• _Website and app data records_
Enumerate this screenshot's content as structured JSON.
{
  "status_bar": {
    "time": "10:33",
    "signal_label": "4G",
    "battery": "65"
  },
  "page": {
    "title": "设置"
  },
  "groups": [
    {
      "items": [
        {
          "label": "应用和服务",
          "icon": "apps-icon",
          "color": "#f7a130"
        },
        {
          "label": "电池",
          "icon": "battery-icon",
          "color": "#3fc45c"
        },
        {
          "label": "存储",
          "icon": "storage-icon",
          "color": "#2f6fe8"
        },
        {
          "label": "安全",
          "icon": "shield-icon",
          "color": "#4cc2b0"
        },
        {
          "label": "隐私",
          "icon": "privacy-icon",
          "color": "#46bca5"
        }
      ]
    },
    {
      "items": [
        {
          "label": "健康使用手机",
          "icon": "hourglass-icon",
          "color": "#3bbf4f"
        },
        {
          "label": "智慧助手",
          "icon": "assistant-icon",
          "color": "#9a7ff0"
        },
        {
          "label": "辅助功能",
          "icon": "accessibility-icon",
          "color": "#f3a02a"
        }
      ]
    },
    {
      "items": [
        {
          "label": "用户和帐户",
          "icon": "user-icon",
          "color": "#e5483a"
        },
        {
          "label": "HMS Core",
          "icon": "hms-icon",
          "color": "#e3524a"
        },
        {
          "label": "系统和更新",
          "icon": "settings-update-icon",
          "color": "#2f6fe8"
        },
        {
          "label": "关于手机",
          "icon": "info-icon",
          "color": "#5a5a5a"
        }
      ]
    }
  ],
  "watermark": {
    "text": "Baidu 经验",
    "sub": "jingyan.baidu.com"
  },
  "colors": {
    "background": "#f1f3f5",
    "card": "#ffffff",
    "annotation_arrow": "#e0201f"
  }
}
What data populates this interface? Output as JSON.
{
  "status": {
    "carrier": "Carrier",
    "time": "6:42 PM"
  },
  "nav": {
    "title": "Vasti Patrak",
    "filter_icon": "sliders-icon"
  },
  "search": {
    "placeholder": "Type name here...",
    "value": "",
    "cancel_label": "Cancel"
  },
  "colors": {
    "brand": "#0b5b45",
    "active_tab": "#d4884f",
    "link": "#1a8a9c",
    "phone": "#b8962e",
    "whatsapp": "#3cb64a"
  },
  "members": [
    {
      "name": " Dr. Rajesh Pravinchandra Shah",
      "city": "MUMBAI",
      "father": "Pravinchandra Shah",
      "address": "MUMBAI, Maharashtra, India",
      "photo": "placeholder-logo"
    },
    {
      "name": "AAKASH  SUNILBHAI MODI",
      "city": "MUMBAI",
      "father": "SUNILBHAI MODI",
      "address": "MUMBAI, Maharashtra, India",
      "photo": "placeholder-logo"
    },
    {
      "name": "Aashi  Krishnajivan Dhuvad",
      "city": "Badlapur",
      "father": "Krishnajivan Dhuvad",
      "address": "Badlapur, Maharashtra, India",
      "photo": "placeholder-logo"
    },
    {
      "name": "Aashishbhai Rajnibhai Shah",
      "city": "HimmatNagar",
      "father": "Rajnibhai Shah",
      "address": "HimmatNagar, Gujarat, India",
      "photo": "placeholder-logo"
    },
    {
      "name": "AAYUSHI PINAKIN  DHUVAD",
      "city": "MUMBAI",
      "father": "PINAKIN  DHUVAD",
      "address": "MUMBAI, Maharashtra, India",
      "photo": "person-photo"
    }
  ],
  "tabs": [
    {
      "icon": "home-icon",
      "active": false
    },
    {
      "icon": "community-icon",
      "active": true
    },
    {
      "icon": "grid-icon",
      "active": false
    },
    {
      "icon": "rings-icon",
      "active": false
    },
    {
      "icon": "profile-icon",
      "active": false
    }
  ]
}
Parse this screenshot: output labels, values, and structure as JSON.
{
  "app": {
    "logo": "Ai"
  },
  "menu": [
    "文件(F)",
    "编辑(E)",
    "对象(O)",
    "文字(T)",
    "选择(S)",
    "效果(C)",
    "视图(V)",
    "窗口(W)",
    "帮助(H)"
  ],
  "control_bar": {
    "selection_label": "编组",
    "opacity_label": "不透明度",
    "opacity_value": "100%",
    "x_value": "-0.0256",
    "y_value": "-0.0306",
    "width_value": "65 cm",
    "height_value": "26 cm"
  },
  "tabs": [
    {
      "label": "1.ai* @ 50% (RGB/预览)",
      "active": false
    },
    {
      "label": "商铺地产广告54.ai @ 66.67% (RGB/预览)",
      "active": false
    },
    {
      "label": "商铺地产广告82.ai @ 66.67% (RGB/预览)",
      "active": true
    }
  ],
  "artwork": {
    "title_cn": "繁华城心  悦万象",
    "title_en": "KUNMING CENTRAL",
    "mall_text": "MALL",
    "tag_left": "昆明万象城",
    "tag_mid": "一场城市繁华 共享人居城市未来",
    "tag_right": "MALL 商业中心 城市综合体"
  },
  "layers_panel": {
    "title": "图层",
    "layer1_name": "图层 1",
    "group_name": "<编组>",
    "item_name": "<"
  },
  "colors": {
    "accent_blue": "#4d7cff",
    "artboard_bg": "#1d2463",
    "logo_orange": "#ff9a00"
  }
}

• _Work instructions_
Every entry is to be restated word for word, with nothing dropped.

• _The completed task_
Enumerate this screenshot's content as structured JSON.
{
  "status_bar": {
    "time": "10:33",
    "signal_label": "4G",
    "battery": "65"
  },
  "page": {
    "title": "设置"
  },
  "groups": [
    {
      "items": [
        {
          "label": "应用和服务",
          "icon": "apps-icon",
          "color": "#f7a130"
        },
        {
          "label": "电池",
          "icon": "battery-icon",
          "color": "#3fc45c"
        },
        {
          "label": "存储",
          "icon": "storage-icon",
          "color": "#2f6fe8"
        },
        {
          "label": "安全",
          "icon": "shield-icon",
          "color": "#4cc2b0"
        },
        {
          "label": "隐私",
          "icon": "privacy-icon",
          "color": "#46bca5"
        }
      ]
    },
    {
      "items": [
        {
          "label": "健康使用手机",
          "icon": "hourglass-icon",
          "color": "#3bbf4f"
        },
        {
          "label": "智慧助手",
          "icon": "assistant-icon",
          "color": "#9a7ff0"
        },
        {
          "label": "辅助功能",
          "icon": "accessibility-icon",
          "color": "#f3a02a"
        }
      ]
    },
    {
      "items": [
        {
          "label": "用户和帐户",
          "icon": "user-icon",
          "color": "#e5483a"
        },
        {
          "label": "HMS Core",
          "icon": "hms-icon",
          "color": "#e3524a"
        },
        {
          "label": "系统和更新",
          "icon": "settings-update-icon",
          "color": "#2f6fe8"
        },
        {
          "label": "关于手机",
          "icon": "info-icon",
          "color": "#5a5a5a"
        }
      ]
    }
  ],
  "watermark": {
    "text": "Baidu 经验",
    "sub": "jingyan.baidu.com"
  },
  "colors": {
    "background": "#f1f3f5",
    "card": "#ffffff",
    "annotation_arrow": "#e0201f"
  }
}
What data populates this interface? Output as JSON.
{
  "status": {
    "carrier": "Carrier",
    "time": "6:42 PM"
  },
  "nav": {
    "title": "Vasti Patrak",
    "filter_icon": "sliders-icon"
  },
  "search": {
    "placeholder": "Type name here...",
    "value": "",
    "cancel_label": "Cancel"
  },
  "colors": {
    "brand": "#0b5b45",
    "active_tab": "#d4884f",
    "link": "#1a8a9c",
    "phone": "#b8962e",
    "whatsapp": "#3cb64a"
  },
  "members": [
    {
      "name": " Dr. Rajesh Pravinchandra Shah",
      "city": "MUMBAI",
      "father": "Pravinchandra Shah",
      "address": "MUMBAI, Maharashtra, India",
      "photo": "placeholder-logo"
    },
    {
      "name": "AAKASH  SUNILBHAI MODI",
      "city": "MUMBAI",
      "father": "SUNILBHAI MODI",
      "address": "MUMBAI, Maharashtra, India",
      "photo": "placeholder-logo"
    },
    {
      "name": "Aashi  Krishnajivan Dhuvad",
      "city": "Badlapur",
      "father": "Krishnajivan Dhuvad",
      "address": "Badlapur, Maharashtra, India",
      "photo": "placeholder-logo"
    },
    {
      "name": "Aashishbhai Rajnibhai Shah",
      "city": "HimmatNagar",
      "father": "Rajnibhai Shah",
      "address": "HimmatNagar, Gujarat, India",
      "photo": "placeholder-logo"
    },
    {
      "name": "AAYUSHI PINAKIN  DHUVAD",
      "city": "MUMBAI",
      "father": "PINAKIN  DHUVAD",
      "address": "MUMBAI, Maharashtra, India",
      "photo": "person-photo"
    }
  ],
  "tabs": [
    {
      "icon": "home-icon",
      "active": false
    },
    {
      "icon": "community-icon",
      "active": true
    },
    {
      "icon": "grid-icon",
      "active": false
    },
    {
      "icon": "rings-icon",
      "active": false
    },
    {
      "icon": "profile-icon",
      "active": false
    }
  ]
}
Parse this screenshot: output labels, values, and structure as JSON.
{
  "app": {
    "logo": "Ai"
  },
  "menu": [
    "文件(F)",
    "编辑(E)",
    "对象(O)",
    "文字(T)",
    "选择(S)",
    "效果(C)",
    "视图(V)",
    "窗口(W)",
    "帮助(H)"
  ],
  "control_bar": {
    "selection_label": "编组",
    "opacity_label": "不透明度",
    "opacity_value": "100%",
    "x_value": "-0.0256",
    "y_value": "-0.0306",
    "width_value": "65 cm",
    "height_value": "26 cm"
  },
  "tabs": [
    {
      "label": "1.ai* @ 50% (RGB/预览)",
      "active": false
    },
    {
      "label": "商铺地产广告54.ai @ 66.67% (RGB/预览)",
      "active": false
    },
    {
      "label": "商铺地产广告82.ai @ 66.67% (RGB/预览)",
      "active": true
    }
  ],
  "artwork": {
    "title_cn": "繁华城心  悦万象",
    "title_en": "KUNMING CENTRAL",
    "mall_text": "MALL",
    "tag_left": "昆明万象城",
    "tag_mid": "一场城市繁华 共享人居城市未来",
    "tag_right": "MALL 商业中心 城市综合体"
  },
  "layers_panel": {
    "title": "图层",
    "layer1_name": "图层 1",
    "group_name": "<编组>",
    "item_name": "<"
  },
  "colors": {
    "accent_blue": "#4d7cff",
    "artboard_bg": "#1d2463",
    "logo_orange": "#ff9a00"
  }
}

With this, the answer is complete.